I wasn't quite sure what to expect when I bought this book. The first part of the book includes the "Road to Wigan Pier", which is excellent. A very graphic description of the poverty endured by people in the north of England during the 1930s. The second half looks at the English national character, and is equally description. Having read Paxman's "The English", I found that Orwell's observations are much more enlightening and true. The attributes may have been observed 70 years ago, but many are still accurate today.
This excellent collection of essays alongside the brilliant Road To Wigan Pier shows some of Orwell's more journalistic work at its finest. Although he was the author of some brilliant fiction, Orwell made a name for himself before the war writing some excellent surveys of poverty and many other issues. The Road To Wigan Pier makes up the bulk of this work. It describes poverty in the northern industrial towns of Lancashire and Yorkshire, and in it Orwell gives an excellent story of the kinds of conditions the working classes were living in at that time. Perhaps the best part of this book is the description of the kinds of housing conditions these people had to endure, such as back-to-back houses, shared outdoor lavatories and the general dilapidation of the housing stock. All the writing in this work is a brutal condemantion of poverty and unemployment, and goes well with some of Orwell's other work, and betrays the fact that all was not well in interwar England.
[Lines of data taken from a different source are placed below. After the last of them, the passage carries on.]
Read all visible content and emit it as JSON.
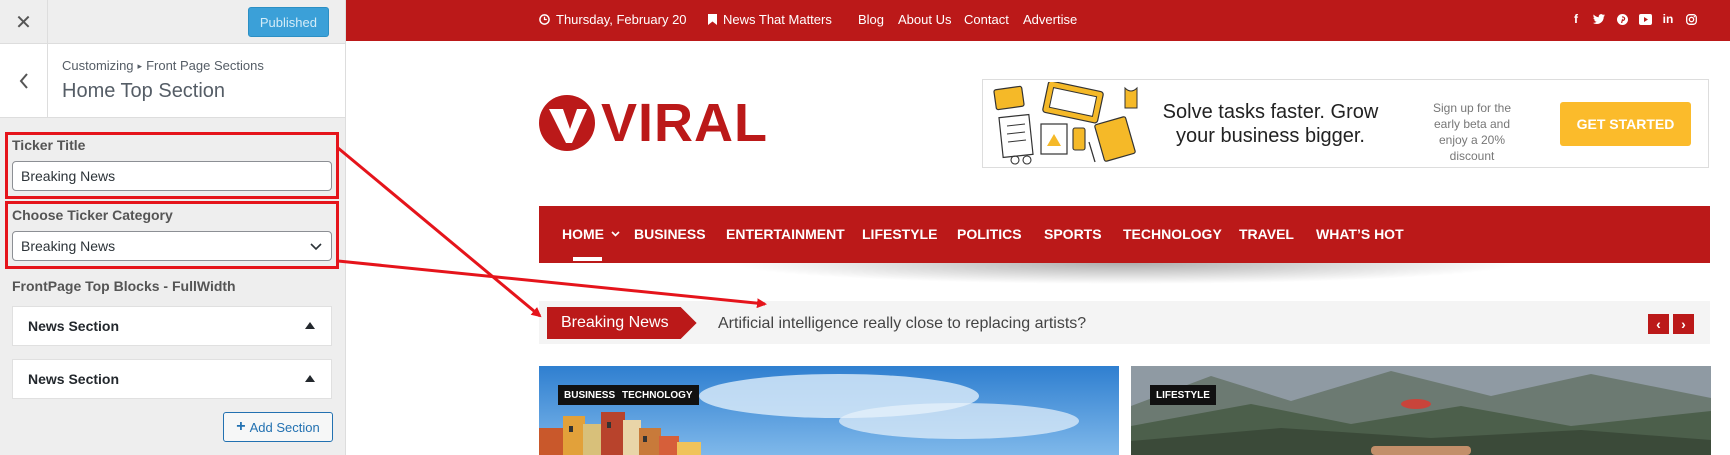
{
  "customizer": {
    "close_icon": "close-icon",
    "publish_label": "Published",
    "breadcrumb": [
      "Customizing",
      "Front Page Sections"
    ],
    "section_title": "Home Top Section",
    "ticker_title_label": "Ticker Title",
    "ticker_title_value": "Breaking News",
    "ticker_category_label": "Choose Ticker Category",
    "ticker_category_value": "Breaking News",
    "blocks_label": "FrontPage Top Blocks - FullWidth",
    "accordions": [
      "News Section",
      "News Section"
    ],
    "add_section_label": "Add Section"
  },
  "site": {
    "topbar": {
      "date": "Thursday, February 20",
      "tagline": "News That Matters",
      "links": [
        "Blog",
        "About Us",
        "Contact",
        "Advertise"
      ],
      "social_icons": [
        "facebook-icon",
        "twitter-icon",
        "pinterest-icon",
        "youtube-icon",
        "linkedin-icon",
        "instagram-icon"
      ]
    },
    "logo_text": "VIRAL",
    "ad": {
      "headline": "Solve tasks faster. Grow your business bigger.",
      "subtext": "Sign up for the early beta and enjoy a 20% discount",
      "cta": "GET STARTED"
    },
    "nav": [
      "HOME",
      "BUSINESS",
      "ENTERTAINMENT",
      "LIFESTYLE",
      "POLITICS",
      "SPORTS",
      "TECHNOLOGY",
      "TRAVEL",
      "WHAT’S HOT"
    ],
    "ticker": {
      "label": "Breaking News",
      "headline": "Artificial intelligence really close to replacing artists?"
    },
    "cards": [
      {
        "tags": [
          "BUSINESS",
          "TECHNOLOGY"
        ]
      },
      {
        "tags": [
          "LIFESTYLE"
        ]
      }
    ]
  },
  "colors": {
    "brand_red": "#bb1919",
    "annotation_red": "#e5141b",
    "publish_blue": "#3ba0d8",
    "cta_yellow": "#fbbb2b"
  }
}
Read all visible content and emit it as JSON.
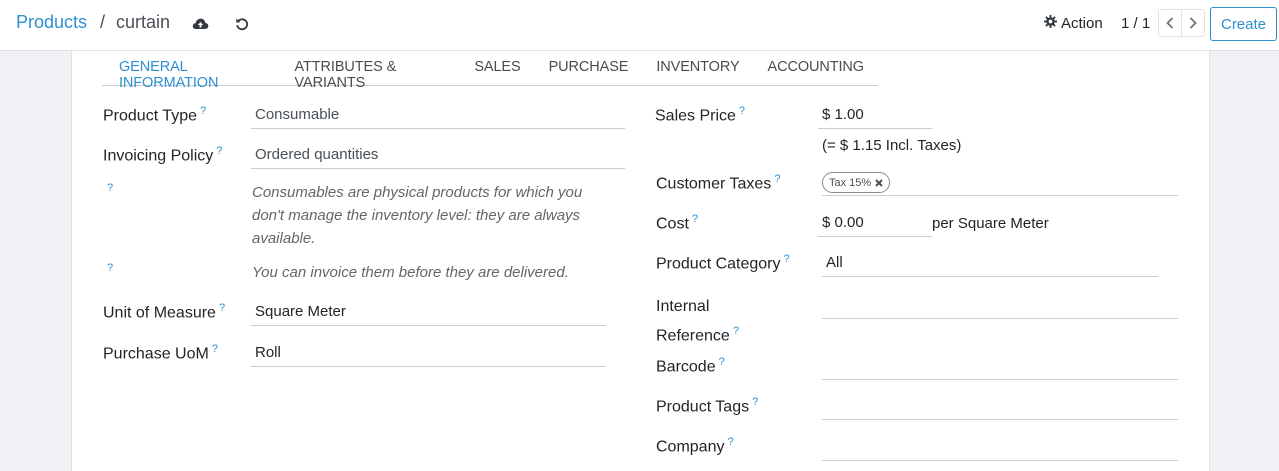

I first read this book 40 years ago and was struck by the vivid reporting of the world of work (and its obverse, unemployment). That still blazes through, but now I find that the political agenda put forward by Blair, which has pssed its 75th birthday, is completely relevant and needs to be addressed by politicians and political theorists today.